_WHAT IS NEEDED_: Every line below that holds the word "nosepiece" must be listed.

_SOURCE DATA_:
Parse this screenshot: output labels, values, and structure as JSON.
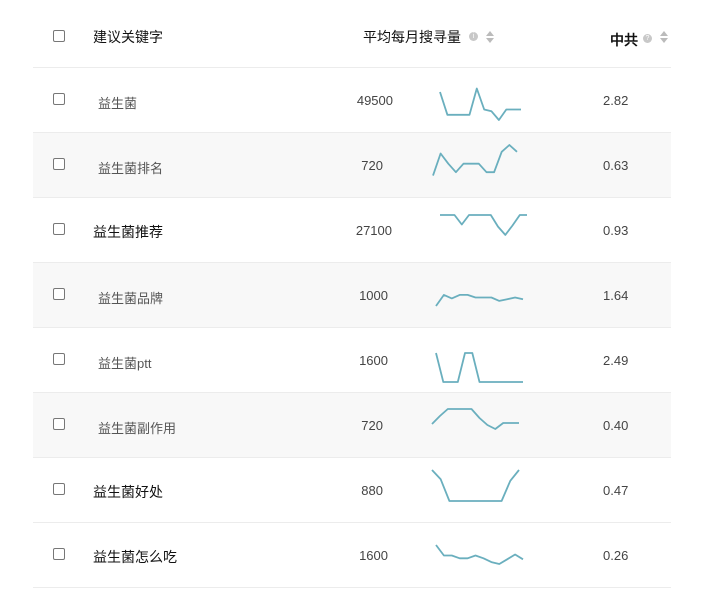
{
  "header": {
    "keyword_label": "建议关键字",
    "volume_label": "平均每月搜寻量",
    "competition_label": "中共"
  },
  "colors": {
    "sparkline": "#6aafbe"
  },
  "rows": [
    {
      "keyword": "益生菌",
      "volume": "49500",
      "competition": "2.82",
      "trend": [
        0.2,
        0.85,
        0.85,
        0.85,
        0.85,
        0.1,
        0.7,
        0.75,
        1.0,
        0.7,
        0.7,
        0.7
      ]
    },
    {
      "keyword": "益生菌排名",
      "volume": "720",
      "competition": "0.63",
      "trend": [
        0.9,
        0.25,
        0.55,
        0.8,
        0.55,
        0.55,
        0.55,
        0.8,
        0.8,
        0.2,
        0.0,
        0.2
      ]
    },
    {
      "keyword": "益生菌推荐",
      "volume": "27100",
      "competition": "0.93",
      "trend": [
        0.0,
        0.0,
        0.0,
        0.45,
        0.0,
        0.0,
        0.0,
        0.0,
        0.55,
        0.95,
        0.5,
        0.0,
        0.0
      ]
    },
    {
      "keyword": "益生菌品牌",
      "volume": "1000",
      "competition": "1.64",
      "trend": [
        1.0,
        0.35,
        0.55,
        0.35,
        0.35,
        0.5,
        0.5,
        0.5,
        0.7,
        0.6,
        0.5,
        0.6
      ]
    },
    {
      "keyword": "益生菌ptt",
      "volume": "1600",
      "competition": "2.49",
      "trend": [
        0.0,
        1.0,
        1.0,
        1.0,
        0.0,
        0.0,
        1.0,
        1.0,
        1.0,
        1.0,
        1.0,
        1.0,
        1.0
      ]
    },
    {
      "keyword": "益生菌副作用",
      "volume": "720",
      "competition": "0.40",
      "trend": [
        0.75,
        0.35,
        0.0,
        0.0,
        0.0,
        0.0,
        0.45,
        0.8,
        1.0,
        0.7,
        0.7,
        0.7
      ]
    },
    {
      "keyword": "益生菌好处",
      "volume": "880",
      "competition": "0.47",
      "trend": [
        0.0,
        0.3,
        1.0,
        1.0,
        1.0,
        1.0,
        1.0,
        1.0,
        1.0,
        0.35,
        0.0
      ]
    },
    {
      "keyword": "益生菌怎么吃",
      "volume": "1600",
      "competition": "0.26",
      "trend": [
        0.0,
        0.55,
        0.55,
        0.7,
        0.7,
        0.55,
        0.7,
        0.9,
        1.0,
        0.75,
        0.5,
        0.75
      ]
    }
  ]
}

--

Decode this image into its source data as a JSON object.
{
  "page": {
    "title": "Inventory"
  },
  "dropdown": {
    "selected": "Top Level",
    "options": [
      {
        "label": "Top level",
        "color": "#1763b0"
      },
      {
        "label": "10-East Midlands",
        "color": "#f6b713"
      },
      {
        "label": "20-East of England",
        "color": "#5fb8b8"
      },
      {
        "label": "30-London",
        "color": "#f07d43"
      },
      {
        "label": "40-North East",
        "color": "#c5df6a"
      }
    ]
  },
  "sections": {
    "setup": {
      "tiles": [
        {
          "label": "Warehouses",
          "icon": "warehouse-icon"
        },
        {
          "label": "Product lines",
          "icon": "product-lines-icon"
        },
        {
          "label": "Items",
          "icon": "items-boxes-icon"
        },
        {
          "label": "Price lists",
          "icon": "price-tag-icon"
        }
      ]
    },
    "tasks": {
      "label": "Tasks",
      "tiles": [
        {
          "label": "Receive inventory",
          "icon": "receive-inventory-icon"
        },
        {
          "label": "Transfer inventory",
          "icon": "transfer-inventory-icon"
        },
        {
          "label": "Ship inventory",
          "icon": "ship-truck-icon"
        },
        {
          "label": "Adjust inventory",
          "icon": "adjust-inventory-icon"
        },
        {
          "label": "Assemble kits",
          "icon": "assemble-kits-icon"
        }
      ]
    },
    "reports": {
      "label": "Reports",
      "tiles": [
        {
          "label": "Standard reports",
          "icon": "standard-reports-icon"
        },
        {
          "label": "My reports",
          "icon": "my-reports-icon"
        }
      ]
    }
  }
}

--

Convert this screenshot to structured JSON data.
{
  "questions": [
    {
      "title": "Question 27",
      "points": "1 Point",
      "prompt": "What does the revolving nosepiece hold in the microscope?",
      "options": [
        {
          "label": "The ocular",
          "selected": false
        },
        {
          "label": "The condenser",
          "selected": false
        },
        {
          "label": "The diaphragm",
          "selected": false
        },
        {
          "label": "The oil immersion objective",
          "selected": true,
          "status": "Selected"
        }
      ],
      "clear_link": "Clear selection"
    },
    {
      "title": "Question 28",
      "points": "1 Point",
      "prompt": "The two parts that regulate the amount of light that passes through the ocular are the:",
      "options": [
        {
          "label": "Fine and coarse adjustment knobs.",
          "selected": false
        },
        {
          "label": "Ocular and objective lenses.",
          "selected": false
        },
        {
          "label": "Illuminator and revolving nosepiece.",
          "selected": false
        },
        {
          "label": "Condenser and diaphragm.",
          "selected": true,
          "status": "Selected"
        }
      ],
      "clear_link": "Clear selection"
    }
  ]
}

_EXERCISE RESULT_:
      "prompt": "What does the revolving nosepiece hold in the microscope?",
          "label": "Illuminator and revolving nosepiece.",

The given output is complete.